What’s the Law: Liability to 3rd Parties for Legal Transfers
What’s the The Law
Liability to 3rd Parties for Legal Transfers
On April 6, 1994, the Hawaii Supreme Court decided a case that may directly affect anyone that transfers ownership of a fire arm without proper permit.
In Reyes. vs Kuboyama 76 HAW 137 (1994), the owner of a liquor store sold beer to two minors in violation of State Law. The beer was consumed at a party and one inebriated minor crashed his car on the way home, injuring his female passenger. The store owner was held liable for the injury of the female passenger • The Supreme Court ruled that the store owner had a duty to an innocent third party in not selling liquor to a minor in violation of the law.
Does HRS Chapter 134 (the Hawaii Gun Law) impose a duty on all of us not to transfer a firearm in violation of the law?
Consider if you transfer a long gun to a friend without a valid permit and the gun is later used or is involved in injuring a third party. Would the rule of the law in the Reyes case apply if you are sued?

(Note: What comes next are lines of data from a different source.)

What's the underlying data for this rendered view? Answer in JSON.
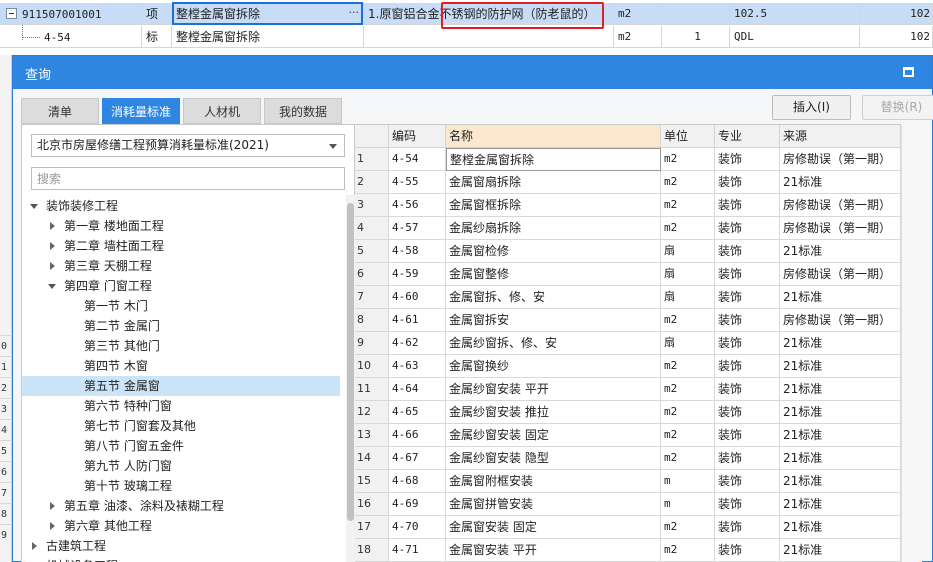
{
  "background": {
    "row1": {
      "code": "911507001001",
      "type": "项",
      "name": "整樘金属窗拆除",
      "feature": "1.原窗铝合金",
      "highlight": "不锈钢的防护网（防老鼠的）",
      "unit": "m2",
      "qty": "102.5",
      "amount": "102"
    },
    "row2": {
      "code": "4-54",
      "type": "标",
      "name": "整樘金属窗拆除",
      "unit": "m2",
      "qty": "1",
      "expr": "QDL",
      "amount": "102"
    },
    "left_numbers": [
      "0",
      "1",
      "2",
      "3",
      "4",
      "5",
      "6",
      "7",
      "8",
      "9"
    ]
  },
  "dialog": {
    "title": "查询",
    "tabs": [
      "清单",
      "消耗量标准",
      "人材机",
      "我的数据"
    ],
    "active_tab": 1,
    "insert_button": "插入(I)",
    "replace_button": "替换(R)",
    "standard_select": "北京市房屋修缮工程预算消耗量标准(2021)",
    "search_placeholder": "搜索",
    "tree": [
      {
        "label": "装饰装修工程",
        "level": 0,
        "state": "open"
      },
      {
        "label": "第一章 楼地面工程",
        "level": 1,
        "state": "closed"
      },
      {
        "label": "第二章 墙柱面工程",
        "level": 1,
        "state": "closed"
      },
      {
        "label": "第三章 天棚工程",
        "level": 1,
        "state": "closed"
      },
      {
        "label": "第四章 门窗工程",
        "level": 1,
        "state": "open"
      },
      {
        "label": "第一节 木门",
        "level": 2,
        "state": "leaf"
      },
      {
        "label": "第二节 金属门",
        "level": 2,
        "state": "leaf"
      },
      {
        "label": "第三节 其他门",
        "level": 2,
        "state": "leaf"
      },
      {
        "label": "第四节 木窗",
        "level": 2,
        "state": "leaf"
      },
      {
        "label": "第五节 金属窗",
        "level": 2,
        "state": "leaf",
        "selected": true
      },
      {
        "label": "第六节 特种门窗",
        "level": 2,
        "state": "leaf"
      },
      {
        "label": "第七节 门窗套及其他",
        "level": 2,
        "state": "leaf"
      },
      {
        "label": "第八节 门窗五金件",
        "level": 2,
        "state": "leaf"
      },
      {
        "label": "第九节 人防门窗",
        "level": 2,
        "state": "leaf"
      },
      {
        "label": "第十节 玻璃工程",
        "level": 2,
        "state": "leaf"
      },
      {
        "label": "第五章 油漆、涂料及裱糊工程",
        "level": 1,
        "state": "closed"
      },
      {
        "label": "第六章 其他工程",
        "level": 1,
        "state": "closed"
      },
      {
        "label": "古建筑工程",
        "level": 0,
        "state": "closed"
      },
      {
        "label": "机械设备工程",
        "level": 0,
        "state": "closed"
      }
    ],
    "grid": {
      "headers": [
        "",
        "编码",
        "名称",
        "单位",
        "专业",
        "来源"
      ],
      "rows": [
        [
          "1",
          "4-54",
          "整樘金属窗拆除",
          "m2",
          "装饰",
          "房修勘误（第一期）"
        ],
        [
          "2",
          "4-55",
          "金属窗扇拆除",
          "m2",
          "装饰",
          "21标准"
        ],
        [
          "3",
          "4-56",
          "金属窗框拆除",
          "m2",
          "装饰",
          "房修勘误（第一期）"
        ],
        [
          "4",
          "4-57",
          "金属纱扇拆除",
          "m2",
          "装饰",
          "房修勘误（第一期）"
        ],
        [
          "5",
          "4-58",
          "金属窗检修",
          "扇",
          "装饰",
          "21标准"
        ],
        [
          "6",
          "4-59",
          "金属窗整修",
          "扇",
          "装饰",
          "房修勘误（第一期）"
        ],
        [
          "7",
          "4-60",
          "金属窗拆、修、安",
          "扇",
          "装饰",
          "21标准"
        ],
        [
          "8",
          "4-61",
          "金属窗拆安",
          "m2",
          "装饰",
          "房修勘误（第一期）"
        ],
        [
          "9",
          "4-62",
          "金属纱窗拆、修、安",
          "扇",
          "装饰",
          "21标准"
        ],
        [
          "10",
          "4-63",
          "金属窗换纱",
          "m2",
          "装饰",
          "21标准"
        ],
        [
          "11",
          "4-64",
          "金属纱窗安装 平开",
          "m2",
          "装饰",
          "21标准"
        ],
        [
          "12",
          "4-65",
          "金属纱窗安装 推拉",
          "m2",
          "装饰",
          "21标准"
        ],
        [
          "13",
          "4-66",
          "金属纱窗安装 固定",
          "m2",
          "装饰",
          "21标准"
        ],
        [
          "14",
          "4-67",
          "金属纱窗安装 隐型",
          "m2",
          "装饰",
          "21标准"
        ],
        [
          "15",
          "4-68",
          "金属窗附框安装",
          "m",
          "装饰",
          "21标准"
        ],
        [
          "16",
          "4-69",
          "金属窗拼管安装",
          "m",
          "装饰",
          "21标准"
        ],
        [
          "17",
          "4-70",
          "金属窗安装 固定",
          "m2",
          "装饰",
          "21标准"
        ],
        [
          "18",
          "4-71",
          "金属窗安装 平开",
          "m2",
          "装饰",
          "21标准"
        ]
      ]
    }
  }
}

Be safe. Get a copy of your buyer’s permit. You may even consider getting copies of the FFL yellow form and have your buyer fill it out.
Going underground or outside the law without permits might be fun to brag about, but being in Court, getting sued millions of dollars is not.
Remember, we are most at risk during the gunshow and several days afterwards. Be safe, follow the law, no worry.
© 1997 – 2015, Hawaii Historic Arms Association. All rights reserved. Unauthorized use and/or duplication of this material without express and written permission from this blog’s author and/or owner is strictly prohibited. Excerpts and links may be used, provided that full and clear credit is given to the Hawaii Historic Arms Association with appropriate and specific direction to the original content.